What to do = Below are some records. Set each one down exactly as it reads.
========================
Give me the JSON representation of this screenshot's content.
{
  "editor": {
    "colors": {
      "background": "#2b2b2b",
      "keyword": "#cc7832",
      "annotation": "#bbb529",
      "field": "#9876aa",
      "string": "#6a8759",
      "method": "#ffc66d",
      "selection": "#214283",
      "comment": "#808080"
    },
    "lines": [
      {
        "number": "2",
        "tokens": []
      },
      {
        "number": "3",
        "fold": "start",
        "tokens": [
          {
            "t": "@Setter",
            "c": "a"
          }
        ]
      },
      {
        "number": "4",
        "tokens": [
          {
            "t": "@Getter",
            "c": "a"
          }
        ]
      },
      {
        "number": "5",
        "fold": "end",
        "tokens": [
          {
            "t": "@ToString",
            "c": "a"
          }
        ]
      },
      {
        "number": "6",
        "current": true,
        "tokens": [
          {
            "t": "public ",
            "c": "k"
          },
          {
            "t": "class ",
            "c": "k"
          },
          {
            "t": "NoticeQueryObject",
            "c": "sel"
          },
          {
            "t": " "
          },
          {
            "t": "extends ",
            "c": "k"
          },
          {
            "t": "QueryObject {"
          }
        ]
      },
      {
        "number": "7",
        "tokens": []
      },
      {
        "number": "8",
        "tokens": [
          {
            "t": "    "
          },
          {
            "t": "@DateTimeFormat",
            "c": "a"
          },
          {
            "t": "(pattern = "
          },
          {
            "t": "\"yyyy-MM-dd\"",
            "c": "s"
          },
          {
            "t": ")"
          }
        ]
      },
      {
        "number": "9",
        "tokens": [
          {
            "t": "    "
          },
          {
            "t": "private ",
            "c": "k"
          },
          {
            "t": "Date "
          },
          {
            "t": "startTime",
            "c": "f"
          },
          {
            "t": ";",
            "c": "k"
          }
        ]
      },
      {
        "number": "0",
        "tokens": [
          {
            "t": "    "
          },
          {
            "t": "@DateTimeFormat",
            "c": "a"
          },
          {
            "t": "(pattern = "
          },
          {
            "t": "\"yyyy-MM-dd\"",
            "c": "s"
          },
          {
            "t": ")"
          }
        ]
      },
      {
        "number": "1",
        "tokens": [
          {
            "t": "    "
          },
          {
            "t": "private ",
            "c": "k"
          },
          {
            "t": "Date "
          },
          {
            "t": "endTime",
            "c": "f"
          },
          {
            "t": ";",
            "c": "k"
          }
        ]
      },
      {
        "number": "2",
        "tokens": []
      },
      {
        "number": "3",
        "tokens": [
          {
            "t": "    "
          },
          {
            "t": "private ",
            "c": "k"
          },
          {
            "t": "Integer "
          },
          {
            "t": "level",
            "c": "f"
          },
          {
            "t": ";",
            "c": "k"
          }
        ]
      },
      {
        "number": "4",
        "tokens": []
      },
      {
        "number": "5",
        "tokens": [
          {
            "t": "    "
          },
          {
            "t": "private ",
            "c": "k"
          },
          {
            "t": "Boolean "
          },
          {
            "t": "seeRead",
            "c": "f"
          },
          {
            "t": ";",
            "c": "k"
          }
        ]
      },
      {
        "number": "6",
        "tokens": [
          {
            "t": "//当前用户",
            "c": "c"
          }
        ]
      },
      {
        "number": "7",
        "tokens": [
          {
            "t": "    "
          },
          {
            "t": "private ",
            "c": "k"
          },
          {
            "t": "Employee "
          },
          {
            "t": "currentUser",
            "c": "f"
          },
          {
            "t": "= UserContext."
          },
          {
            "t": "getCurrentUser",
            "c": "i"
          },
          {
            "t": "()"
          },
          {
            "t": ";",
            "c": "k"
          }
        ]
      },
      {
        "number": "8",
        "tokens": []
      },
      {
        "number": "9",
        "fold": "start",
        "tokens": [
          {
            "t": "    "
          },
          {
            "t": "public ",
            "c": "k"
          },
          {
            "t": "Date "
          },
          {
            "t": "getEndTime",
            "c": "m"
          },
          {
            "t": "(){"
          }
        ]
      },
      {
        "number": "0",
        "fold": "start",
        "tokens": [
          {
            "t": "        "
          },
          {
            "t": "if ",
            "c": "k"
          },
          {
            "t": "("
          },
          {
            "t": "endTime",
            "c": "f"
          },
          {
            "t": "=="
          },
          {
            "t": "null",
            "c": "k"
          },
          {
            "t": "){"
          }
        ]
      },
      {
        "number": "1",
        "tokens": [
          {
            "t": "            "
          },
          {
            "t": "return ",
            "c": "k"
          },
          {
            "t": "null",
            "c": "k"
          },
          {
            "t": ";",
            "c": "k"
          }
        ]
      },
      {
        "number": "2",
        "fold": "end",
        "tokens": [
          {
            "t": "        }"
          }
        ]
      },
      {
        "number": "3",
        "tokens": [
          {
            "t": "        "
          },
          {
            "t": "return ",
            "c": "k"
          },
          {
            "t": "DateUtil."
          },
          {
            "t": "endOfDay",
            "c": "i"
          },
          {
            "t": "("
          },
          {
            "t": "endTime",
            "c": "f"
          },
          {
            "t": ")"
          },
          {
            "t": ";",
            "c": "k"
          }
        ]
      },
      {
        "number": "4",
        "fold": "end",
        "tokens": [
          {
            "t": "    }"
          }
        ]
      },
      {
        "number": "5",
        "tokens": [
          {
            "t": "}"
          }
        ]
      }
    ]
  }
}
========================
Output for this task =
Give me the JSON representation of this screenshot's content.
{
  "editor": {
    "colors": {
      "background": "#2b2b2b",
      "keyword": "#cc7832",
      "annotation": "#bbb529",
      "field": "#9876aa",
      "string": "#6a8759",
      "method": "#ffc66d",
      "selection": "#214283",
      "comment": "#808080"
    },
    "lines": [
      {
        "number": "2",
        "tokens": []
      },
      {
        "number": "3",
        "fold": "start",
        "tokens": [
          {
            "t": "@Setter",
            "c": "a"
          }
        ]
      },
      {
        "number": "4",
        "tokens": [
          {
            "t": "@Getter",
            "c": "a"
          }
        ]
      },
      {
        "number": "5",
        "fold": "end",
        "tokens": [
          {
            "t": "@ToString",
            "c": "a"
          }
        ]
      },
      {
        "number": "6",
        "current": true,
        "tokens": [
          {
            "t": "public ",
            "c": "k"
          },
          {
            "t": "class ",
            "c": "k"
          },
          {
            "t": "NoticeQueryObject",
            "c": "sel"
          },
          {
            "t": " "
          },
          {
            "t": "extends ",
            "c": "k"
          },
          {
            "t": "QueryObject {"
          }
        ]
      },
      {
        "number": "7",
        "tokens": []
      },
      {
        "number": "8",
        "tokens": [
          {
            "t": "    "
          },
          {
            "t": "@DateTimeFormat",
            "c": "a"
          },
          {
            "t": "(pattern = "
          },
          {
            "t": "\"yyyy-MM-dd\"",
            "c": "s"
          },
          {
            "t": ")"
          }
        ]
      },
      {
        "number": "9",
        "tokens": [
          {
            "t": "    "
          },
          {
            "t": "private ",
            "c": "k"
          },
          {
            "t": "Date "
          },
          {
            "t": "startTime",
            "c": "f"
          },
          {
            "t": ";",
            "c": "k"
          }
        ]
      },
      {
        "number": "0",
        "tokens": [
          {
            "t": "    "
          },
          {
            "t": "@DateTimeFormat",
            "c": "a"
          },
          {
            "t": "(pattern = "
          },
          {
            "t": "\"yyyy-MM-dd\"",
            "c": "s"
          },
          {
            "t": ")"
          }
        ]
      },
      {
        "number": "1",
        "tokens": [
          {
            "t": "    "
          },
          {
            "t": "private ",
            "c": "k"
          },
          {
            "t": "Date "
          },
          {
            "t": "endTime",
            "c": "f"
          },
          {
            "t": ";",
            "c": "k"
          }
        ]
      },
      {
        "number": "2",
        "tokens": []
      },
      {
        "number": "3",
        "tokens": [
          {
            "t": "    "
          },
          {
            "t": "private ",
            "c": "k"
          },
          {
            "t": "Integer "
          },
          {
            "t": "level",
            "c": "f"
          },
          {
            "t": ";",
            "c": "k"
          }
        ]
      },
      {
        "number": "4",
        "tokens": []
      },
      {
        "number": "5",
        "tokens": [
          {
            "t": "    "
          },
          {
            "t": "private ",
            "c": "k"
          },
          {
            "t": "Boolean "
          },
          {
            "t": "seeRead",
            "c": "f"
          },
          {
            "t": ";",
            "c": "k"
          }
        ]
      },
      {
        "number": "6",
        "tokens": [
          {
            "t": "//当前用户",
            "c": "c"
          }
        ]
      },
      {
        "number": "7",
        "tokens": [
          {
            "t": "    "
          },
          {
            "t": "private ",
            "c": "k"
          },
          {
            "t": "Employee "
          },
          {
            "t": "currentUser",
            "c": "f"
          },
          {
            "t": "= UserContext."
          },
          {
            "t": "getCurrentUser",
            "c": "i"
          },
          {
            "t": "()"
          },
          {
            "t": ";",
            "c": "k"
          }
        ]
      },
      {
        "number": "8",
        "tokens": []
      },
      {
        "number": "9",
        "fold": "start",
        "tokens": [
          {
            "t": "    "
          },
          {
            "t": "public ",
            "c": "k"
          },
          {
            "t": "Date "
          },
          {
            "t": "getEndTime",
            "c": "m"
          },
          {
            "t": "(){"
          }
        ]
      },
      {
        "number": "0",
        "fold": "start",
        "tokens": [
          {
            "t": "        "
          },
          {
            "t": "if ",
            "c": "k"
          },
          {
            "t": "("
          },
          {
            "t": "endTime",
            "c": "f"
          },
          {
            "t": "=="
          },
          {
            "t": "null",
            "c": "k"
          },
          {
            "t": "){"
          }
        ]
      },
      {
        "number": "1",
        "tokens": [
          {
            "t": "            "
          },
          {
            "t": "return ",
            "c": "k"
          },
          {
            "t": "null",
            "c": "k"
          },
          {
            "t": ";",
            "c": "k"
          }
        ]
      },
      {
        "number": "2",
        "fold": "end",
        "tokens": [
          {
            "t": "        }"
          }
        ]
      },
      {
        "number": "3",
        "tokens": [
          {
            "t": "        "
          },
          {
            "t": "return ",
            "c": "k"
          },
          {
            "t": "DateUtil."
          },
          {
            "t": "endOfDay",
            "c": "i"
          },
          {
            "t": "("
          },
          {
            "t": "endTime",
            "c": "f"
          },
          {
            "t": ")"
          },
          {
            "t": ";",
            "c": "k"
          }
        ]
      },
      {
        "number": "4",
        "fold": "end",
        "tokens": [
          {
            "t": "    }"
          }
        ]
      },
      {
        "number": "5",
        "tokens": [
          {
            "t": "}"
          }
        ]
      }
    ]
  }
}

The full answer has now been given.